Activity.
Restate the data below, keeping every line the same.

(Items from a data source)
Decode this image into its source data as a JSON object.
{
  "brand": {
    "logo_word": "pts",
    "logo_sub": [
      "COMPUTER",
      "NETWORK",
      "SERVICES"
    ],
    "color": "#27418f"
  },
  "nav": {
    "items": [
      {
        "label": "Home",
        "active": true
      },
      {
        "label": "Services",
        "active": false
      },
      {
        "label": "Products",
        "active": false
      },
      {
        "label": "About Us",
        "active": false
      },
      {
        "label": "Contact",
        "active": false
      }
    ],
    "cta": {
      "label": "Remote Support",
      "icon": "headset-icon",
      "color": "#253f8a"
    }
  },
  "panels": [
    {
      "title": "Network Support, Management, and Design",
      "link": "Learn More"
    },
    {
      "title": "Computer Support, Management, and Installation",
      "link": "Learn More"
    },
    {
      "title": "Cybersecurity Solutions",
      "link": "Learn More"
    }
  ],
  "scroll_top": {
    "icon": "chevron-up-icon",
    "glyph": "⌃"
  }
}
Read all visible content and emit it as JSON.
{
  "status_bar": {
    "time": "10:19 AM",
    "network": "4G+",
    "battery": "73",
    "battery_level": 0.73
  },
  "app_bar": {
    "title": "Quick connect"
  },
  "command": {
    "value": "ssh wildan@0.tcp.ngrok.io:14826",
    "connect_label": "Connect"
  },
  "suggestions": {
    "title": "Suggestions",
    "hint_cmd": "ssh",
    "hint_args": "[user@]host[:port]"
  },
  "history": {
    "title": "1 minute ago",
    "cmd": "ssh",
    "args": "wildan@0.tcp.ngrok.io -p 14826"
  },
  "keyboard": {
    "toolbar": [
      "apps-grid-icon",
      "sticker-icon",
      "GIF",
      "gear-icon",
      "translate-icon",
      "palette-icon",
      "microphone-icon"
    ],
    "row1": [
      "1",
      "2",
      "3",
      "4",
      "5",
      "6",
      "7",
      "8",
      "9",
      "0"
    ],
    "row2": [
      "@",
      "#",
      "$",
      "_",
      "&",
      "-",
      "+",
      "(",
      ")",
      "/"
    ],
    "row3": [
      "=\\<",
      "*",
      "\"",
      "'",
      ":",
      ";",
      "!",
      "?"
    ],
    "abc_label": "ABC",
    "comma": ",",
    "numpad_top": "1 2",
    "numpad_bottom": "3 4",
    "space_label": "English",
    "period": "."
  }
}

Written solution.
Decode this image into its source data as a JSON object.
{
  "brand": {
    "logo_word": "pts",
    "logo_sub": [
      "COMPUTER",
      "NETWORK",
      "SERVICES"
    ],
    "color": "#27418f"
  },
  "nav": {
    "items": [
      {
        "label": "Home",
        "active": true
      },
      {
        "label": "Services",
        "active": false
      },
      {
        "label": "Products",
        "active": false
      },
      {
        "label": "About Us",
        "active": false
      },
      {
        "label": "Contact",
        "active": false
      }
    ],
    "cta": {
      "label": "Remote Support",
      "icon": "headset-icon",
      "color": "#253f8a"
    }
  },
  "panels": [
    {
      "title": "Network Support, Management, and Design",
      "link": "Learn More"
    },
    {
      "title": "Computer Support, Management, and Installation",
      "link": "Learn More"
    },
    {
      "title": "Cybersecurity Solutions",
      "link": "Learn More"
    }
  ],
  "scroll_top": {
    "icon": "chevron-up-icon",
    "glyph": "⌃"
  }
}
Read all visible content and emit it as JSON.
{
  "status_bar": {
    "time": "10:19 AM",
    "network": "4G+",
    "battery": "73",
    "battery_level": 0.73
  },
  "app_bar": {
    "title": "Quick connect"
  },
  "command": {
    "value": "ssh wildan@0.tcp.ngrok.io:14826",
    "connect_label": "Connect"
  },
  "suggestions": {
    "title": "Suggestions",
    "hint_cmd": "ssh",
    "hint_args": "[user@]host[:port]"
  },
  "history": {
    "title": "1 minute ago",
    "cmd": "ssh",
    "args": "wildan@0.tcp.ngrok.io -p 14826"
  },
  "keyboard": {
    "toolbar": [
      "apps-grid-icon",
      "sticker-icon",
      "GIF",
      "gear-icon",
      "translate-icon",
      "palette-icon",
      "microphone-icon"
    ],
    "row1": [
      "1",
      "2",
      "3",
      "4",
      "5",
      "6",
      "7",
      "8",
      "9",
      "0"
    ],
    "row2": [
      "@",
      "#",
      "$",
      "_",
      "&",
      "-",
      "+",
      "(",
      ")",
      "/"
    ],
    "row3": [
      "=\\<",
      "*",
      "\"",
      "'",
      ":",
      ";",
      "!",
      "?"
    ],
    "abc_label": "ABC",
    "comma": ",",
    "numpad_top": "1 2",
    "numpad_bottom": "3 4",
    "space_label": "English",
    "period": "."
  }
}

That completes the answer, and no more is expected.